I just wanted to drop you guys a line and offer my thanks and
appreciation.



most sincerely

Bradly H. Ottoson



And their reply:

Bradley, Thank you for the kind words! You are correct: we do NOT contract distill and slap a label on a new bottle. Plan A was always to make something distinctly Colorado. If you're ever out in our part of the woods please stop by. Cheers, Jess



I can't do much, but since I like their whiskey I try to spread the word and I wanted to let them know that I appreciate that the whiskey they are selling is their own distillate. I also squeezed in a mention of SB.com

Rake
09-09-2008, 00:21
Apparently, a CO distiller has entered the fray (http://blogs.westword.com/cafesociety/2008/08/a_peach_of_a_bourbon_made_in_c.php):

Peach Street Distillers, a company based in Palisade, has just released the first bourbon -- legal, that is -- ever made in Colorado.

Peach Street already makes Goat Vodka and Jackelope Gin, and its Peach Street Distillers’ Straight Bourbon Whiskey had been aging in oak barrels for two years, waiting for the right time to be bottled and sold.

Which was last Friday. “I’ve been dropping by every week for what seems like an eternity, but they say the finest things are worth waiting for,” said Grand Junction resident Josh Williams, who got one of the 200 bottles available.

Each 750 ml. bottle is hand-numbered by Davy Lindig, head distiller, and proofed at 46 percent alcohol by volume, or 92 proof, according to Lindig's specifications. Although most bourbons are made in Kentucky, the only real requirement is that it be made from at least 51 percent corn (Peach Street uses Olathe sweet corn), aged for not less than two years in American oak barrels, and not supplemented in any way during bottling.
Given that there are 200 bottles total and they're almost 5 hours drive from Denver, I don't expect a taste any time soon.

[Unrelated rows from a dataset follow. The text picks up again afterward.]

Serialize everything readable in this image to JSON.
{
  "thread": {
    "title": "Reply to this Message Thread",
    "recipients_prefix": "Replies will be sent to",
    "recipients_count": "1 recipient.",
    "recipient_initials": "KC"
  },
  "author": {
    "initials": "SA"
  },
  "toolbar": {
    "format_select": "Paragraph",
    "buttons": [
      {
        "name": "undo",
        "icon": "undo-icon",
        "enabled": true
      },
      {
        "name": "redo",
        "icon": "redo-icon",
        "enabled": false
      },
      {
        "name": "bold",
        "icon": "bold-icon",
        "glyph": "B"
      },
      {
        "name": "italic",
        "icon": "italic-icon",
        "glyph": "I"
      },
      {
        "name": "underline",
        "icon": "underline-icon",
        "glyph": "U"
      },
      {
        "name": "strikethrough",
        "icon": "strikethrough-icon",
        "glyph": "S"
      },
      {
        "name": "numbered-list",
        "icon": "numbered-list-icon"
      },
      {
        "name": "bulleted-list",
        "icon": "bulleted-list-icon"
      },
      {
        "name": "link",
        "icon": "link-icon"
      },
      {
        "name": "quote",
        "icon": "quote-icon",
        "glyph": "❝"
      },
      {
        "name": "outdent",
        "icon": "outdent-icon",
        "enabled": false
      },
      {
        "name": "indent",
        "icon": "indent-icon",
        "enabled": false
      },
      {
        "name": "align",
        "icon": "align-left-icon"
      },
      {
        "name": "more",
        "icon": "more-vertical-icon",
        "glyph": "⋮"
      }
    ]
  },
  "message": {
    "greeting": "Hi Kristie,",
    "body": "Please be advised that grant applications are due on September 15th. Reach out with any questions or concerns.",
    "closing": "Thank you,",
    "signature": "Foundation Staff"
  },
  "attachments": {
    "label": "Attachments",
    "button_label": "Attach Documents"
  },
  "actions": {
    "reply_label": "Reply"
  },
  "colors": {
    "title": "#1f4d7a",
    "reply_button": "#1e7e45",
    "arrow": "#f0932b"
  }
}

craigthom
09-09-2008, 07:27
Peach Street already makes Goat Vodka and Jackelope Gin, and its Peach Street Distillers’ Straight Bourbon Whiskey had been aging in oak barrels for two years, waiting for the right time to be bottled and sold.


The "right time" was apparently the two year mark, the earliest it could be called "Straight Bourbon Whiskey".

barturtle
09-09-2008, 07:35
The "right time" was apparently the two year mark, the earliest it could be called "Straight Bourbon Whiskey".

You noticed that too?:skep: